INPUT DATA below:

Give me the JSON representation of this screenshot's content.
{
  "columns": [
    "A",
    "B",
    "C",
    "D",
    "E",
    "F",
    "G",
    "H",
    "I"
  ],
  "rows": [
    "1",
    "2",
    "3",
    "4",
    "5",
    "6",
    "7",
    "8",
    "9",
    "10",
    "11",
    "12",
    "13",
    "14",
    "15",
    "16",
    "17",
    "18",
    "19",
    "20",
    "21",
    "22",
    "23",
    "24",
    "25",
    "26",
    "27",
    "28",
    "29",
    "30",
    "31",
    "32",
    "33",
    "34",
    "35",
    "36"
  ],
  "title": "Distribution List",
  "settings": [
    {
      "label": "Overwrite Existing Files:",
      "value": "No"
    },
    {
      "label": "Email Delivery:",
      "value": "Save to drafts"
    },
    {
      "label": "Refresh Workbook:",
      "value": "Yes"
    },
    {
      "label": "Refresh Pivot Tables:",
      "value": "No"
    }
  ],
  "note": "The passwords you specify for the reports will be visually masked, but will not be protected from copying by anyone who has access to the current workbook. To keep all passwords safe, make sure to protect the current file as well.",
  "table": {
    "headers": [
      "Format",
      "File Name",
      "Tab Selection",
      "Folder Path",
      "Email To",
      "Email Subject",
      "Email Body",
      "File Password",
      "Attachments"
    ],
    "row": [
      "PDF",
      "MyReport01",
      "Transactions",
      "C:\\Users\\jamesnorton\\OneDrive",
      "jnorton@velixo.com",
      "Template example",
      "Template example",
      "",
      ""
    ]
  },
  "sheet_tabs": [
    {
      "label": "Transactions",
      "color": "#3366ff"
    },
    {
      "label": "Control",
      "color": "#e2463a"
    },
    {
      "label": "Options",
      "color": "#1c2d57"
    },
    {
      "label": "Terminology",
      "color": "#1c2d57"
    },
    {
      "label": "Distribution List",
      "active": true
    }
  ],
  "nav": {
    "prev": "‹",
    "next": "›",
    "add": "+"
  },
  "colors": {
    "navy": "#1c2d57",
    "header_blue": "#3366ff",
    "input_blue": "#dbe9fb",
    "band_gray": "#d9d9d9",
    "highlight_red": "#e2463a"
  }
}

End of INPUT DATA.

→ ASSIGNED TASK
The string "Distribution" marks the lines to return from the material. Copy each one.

→ OUTPUT FOR THIS TASK
  "title": "Distribution List",
      "label": "Distribution List",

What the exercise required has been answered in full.